With Evan Felker and the Turnpike Troubadours, the question is not if, but when. You may not be able to find a better example of a songwriter that can bring true country substance yet still find appeal with the masses. Like Hootie taking Old Crow’s “Wagon Wheel” to #1, Felker songs like “Every Girl” “7 & 7″ and “Good Lord, Lorrie” are just screaming to be cut by a bigger name, letting the rest of the world know what a treasure the Texoma region has in this young and exciting band. The hardest thing for a Red Dirt / Texas country band to do is make that transition from regional stars to national recognition, and to do it without streaking their hair with highlights or releasing songs with obviously aims at radio success. The next couple of years are very critical for this band, but if Nashville had any sense, they’d hop on the Turnpike Troubadours bandwagon now.
A former Turnpike Troubadour himself, and a former member of the Mike McClure band, John Fullbright became a serious force in the music world when he released his critically-acclaimed From The Ground Up album last year that rose all the way to winning the young man from Bearden, Oklahoma a Grammy nomination for Best Americana Album. Isn’t it just like Americana to snatch up all of country’s promising male talent? But with the strength of his songs, John Fullbright could find a home in both country and Americana if he wished. At only 25-years-old (it’s his birthday today), the sky’s the limit for this emerging talent.
If you’re wondering where our generation’s Keith Whitley or Chris Ledoux is, look no further. Though Leroy will probably never play Nashville’s game, he’s got country music’s most formidable song catalog just waiting to be cherry picked and matched up with top-tier talent. In the meantime, Leroy and his band Hellbound Glory could be playing sold-out big club/theater shows and headlining grassroots festivals.
Virgil and Hellbound Glory are fresh off opening for Kid Rock on a nationwide arena tour and signing with the prestigious Agency Group for booking. It may be only a matter of months before we stop complaining of why Hellbound Glory isn’t bigger, and start proclaiming that they’ve made it. Time may be running out to get on board with Leroy Virgil at the ground level and enjoy the rise.

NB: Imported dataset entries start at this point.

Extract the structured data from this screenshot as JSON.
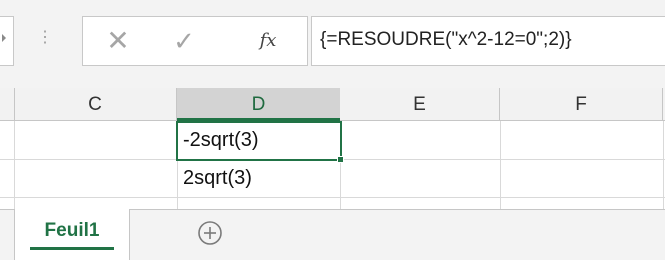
{
  "formula_bar": {
    "cancel_icon": "close-icon",
    "cancel_glyph": "✕",
    "enter_icon": "check-icon",
    "enter_glyph": "✓",
    "function_icon": "insert-function-icon",
    "function_label": "fx",
    "formula": "{=RESOUDRE(\"x^2-12=0\";2)}"
  },
  "columns": [
    "C",
    "D",
    "E",
    "F"
  ],
  "selected_column": "D",
  "cells": {
    "D1": "-2sqrt(3)",
    "D2": "2sqrt(3)"
  },
  "sheet_tabs": {
    "active": "Feuil1",
    "add_icon": "plus-circle-icon"
  },
  "colors": {
    "accent": "#217346",
    "header_bg": "#f2f2f2",
    "selected_header_bg": "#d3d3d3"
  }
}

If country music was looking for its rough equivalent of Mumford & Sons, The Lumineers, and other acoustic string bands that are all the rage right now, look no further than El Paso, TX’s Dirty River Boys. Way more than just Americana’s version of a boy band, The Dirty River Boys have a grit and authenticity to them many of these other bands so woefully lack. Yet the Dirty River Boys can still can engage large crowds in sincere singalongs that tap into that sense of camaraderie that many music fans are looking for these days.

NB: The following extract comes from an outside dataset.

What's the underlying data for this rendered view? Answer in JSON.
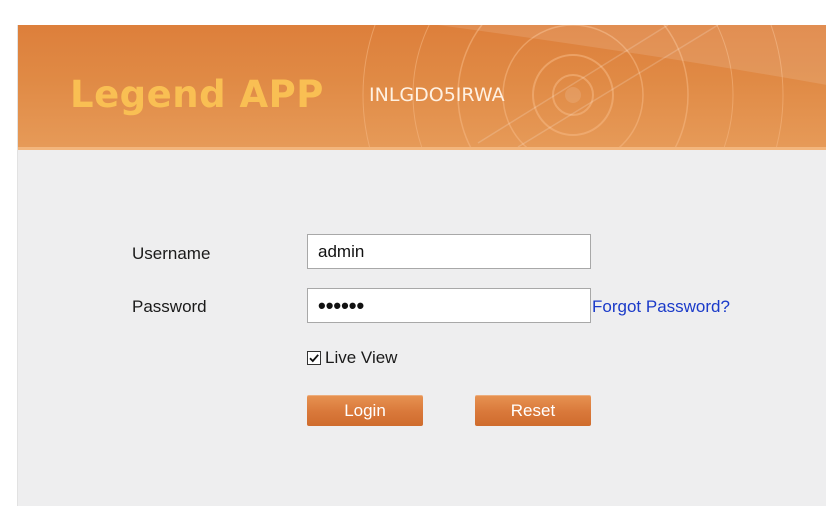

Other names that could infuse more quality into country: Austin Lucas, Jason Boland & The Stragglers, Corb Lund, Hayes Carll, Jason Eady, Jackson Taylor, Garth Brooks.

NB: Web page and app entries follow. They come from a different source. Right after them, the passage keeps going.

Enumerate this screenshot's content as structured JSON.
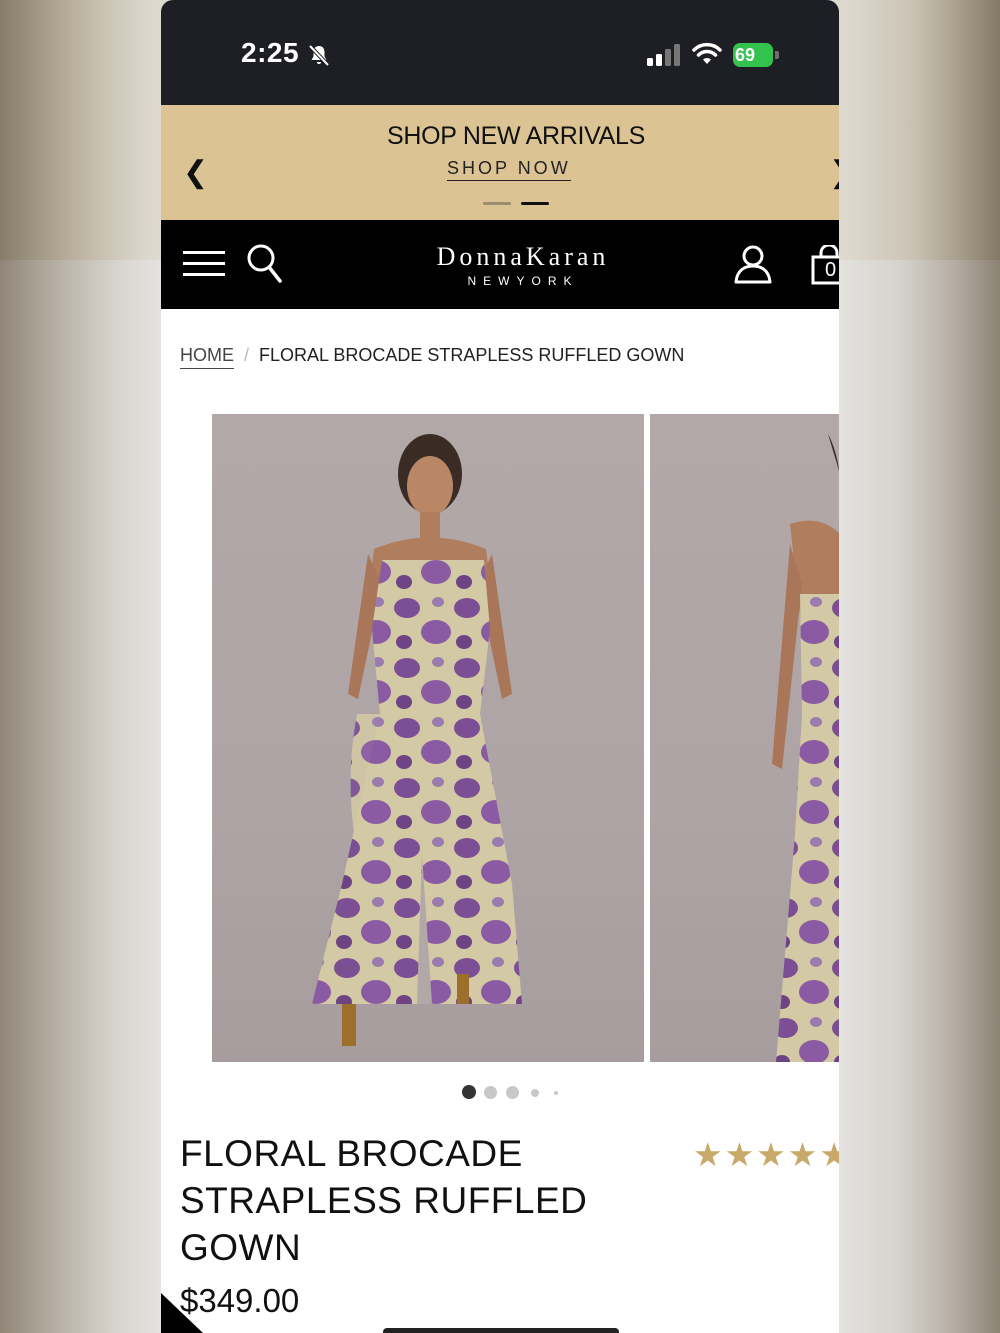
{
  "status_bar": {
    "time": "2:25",
    "battery": "69"
  },
  "promo": {
    "title": "SHOP NEW ARRIVALS",
    "link": "SHOP NOW",
    "prev": "❮",
    "next": "❯"
  },
  "nav": {
    "logo_main": "DonnaKaran",
    "logo_sub": "NEWYORK",
    "bag_count": "0"
  },
  "breadcrumb": {
    "home": "HOME",
    "separator": "/",
    "current": "FLORAL BROCADE STRAPLESS RUFFLED GOWN"
  },
  "product": {
    "title": "FLORAL BROCADE STRAPLESS RUFFLED GOWN",
    "price": "$349.00",
    "rating_stars": "★★★★★",
    "rating": 4.5,
    "image_count": 5,
    "active_image": 1
  },
  "colors": {
    "promo_bg": "#dcc394",
    "nav_bg": "#000000",
    "star": "#c8a96a",
    "dress_purple": "#7c4f94"
  }
}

94 Comments to “7 Men Who Could Immediately Make Country Music Better”
Leave a comment
Support SCM and start
your Amazon shopping here
- Ben Jones on Rodney Crowell Sounds Off On Pick of Tom Hiddleston to Play Hank Williams
- bll on Rodney Crowell Sounds Off On Pick of Tom Hiddleston to Play Hank Williams
- Possum on Waylon Jennings Estate Auction: The Guitars
- Lunchbox on Rodney Crowell Sounds Off On Pick of Tom Hiddleston to Play Hank Williams
- Jack Williams on Rodney Crowell Sounds Off On Pick of Tom Hiddleston to Play Hank Williams